Heard: March 8, 2017.
action commenced in the Superior Court Department on July 14,
2015. The case was heard by James F. Lang, J., on motions for
judgment on the pleadings.
Michael Sacco for the plaintiff.
C. Fallon for John Swallow.
Present: Grainger, Blake, & Neyman, JJ. 
plaintiff, Essex Regional Retirement Board (board), appeals
from a judgment allowing a motion for judgment on the
pleadings in favor of defendant John Swallow. The board
determined that Swallow's convictions of various criminal
offenses committed in October, 2012, while on administrative
leave, render him ineligible to receive a retirement

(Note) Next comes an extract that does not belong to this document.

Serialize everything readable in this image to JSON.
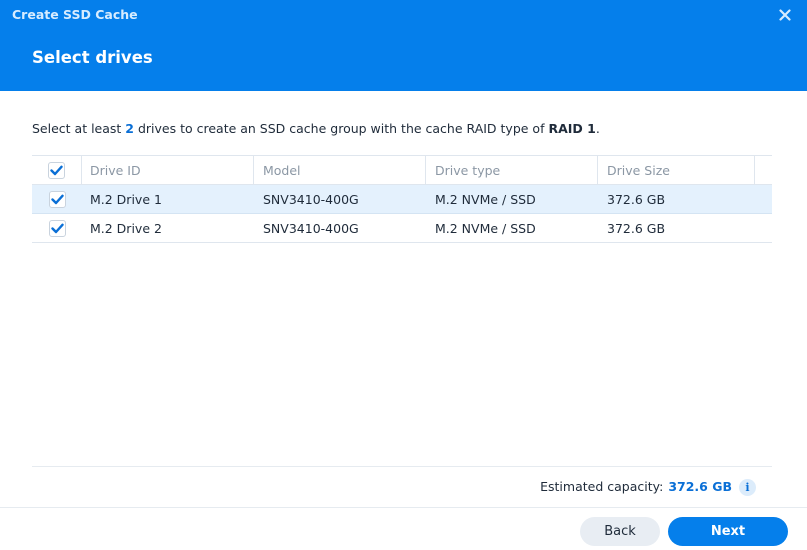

allowance pursuant to G. L. c. 32, § 15(4). We agree,
and conclude that Swallow's convictions fall within the
purview of § 15(4). We remand the case for consideration
of the constitutionality of the assessed penalty under the
Eighth Amendment to the United States Constitution.
summarize the procedural history and the underlying relevant
facts which are undisputed. In June, 2012, Swallow was placed
on administrative leave from his duties as a sergeant in the
Manchester police department. At that time he was also
suspended from a second job he held as a paramedic with
Northeast Regional Ambulance Service. Although Swallow left
his badge and his service handgun at the police station, his
license to carry a firearm was not suspended at that point.
After being placed on administrative leave, Swallow
experienced significant depression and began drinking heavily
on a daily basis.
afternoon of October 26, 2012, Swallow was at home with his
wife, Lauren Noonan. He was drinking heavily and the couple
began arguing, initially because Noonan was concerned that
Swallow might drive his car. The quarrel escalated; Noonan
went to her bedroom and sat on the bed with one of her dogs.
Swallow then entered the room with a .45 caliber handgun, and
grabbed Noonan by the shirt. He began screaming at her, and
waved the gun in her face. He then pointed the gun at the dog
and threatened to kill it. Noonan stood up, pushed past
Swallow and left the house, walking to her next door
neighbors' house. While in the neighbors' driveway,
she heard a gunshot and telephoned the police from the
apparently had fired the gun into a door, then put the gun
down, walked outside, and sat on the front steps of the
house. The Beverly police arrived in response to Noonan's
summons and placed Swallow under arrest. The police recovered
the fired bullet in the upstairs bedroom. A search of the
house revealed numerous guns and other weapons in the
result of this incident, Swallow admitted to sufficient facts
on the following charges: (1) assault and battery, in
violation of G. L. c. 265, § 13A(a), (2)
discharge of a firearm within 500 feet of a building, in
violation of G. L. c. 269, § 12E, (3) assault
by means of a dangerous weapon, in violation of G. L. c. 265,
§ 15B(b), (4) three counts of improper storage of a
firearm, in violation of G. L. c. 140, § 131L(a) and
(b), and (5) intimidation of a witness, in violation of G. L.
c. 268, § 13B.
board determined that Swallow's criminal convictions were
violations of laws applicable to the office or position of a
police officer as defined in G. L. c. 32, § 15(4), thus
requiring forfeiture of his pension. Swallow appealed the
board's decision to the District Court; on cross motions
for judgment on the pleadings, the District Court judge
reversed the board's decision, finding that there was
"no evidence of any direct link" between
Swallow's criminal convictions and his employment. The
board's petition to the Superior Court was certified
pursuant to G. L. c. 249, § 4. A judge of the Superior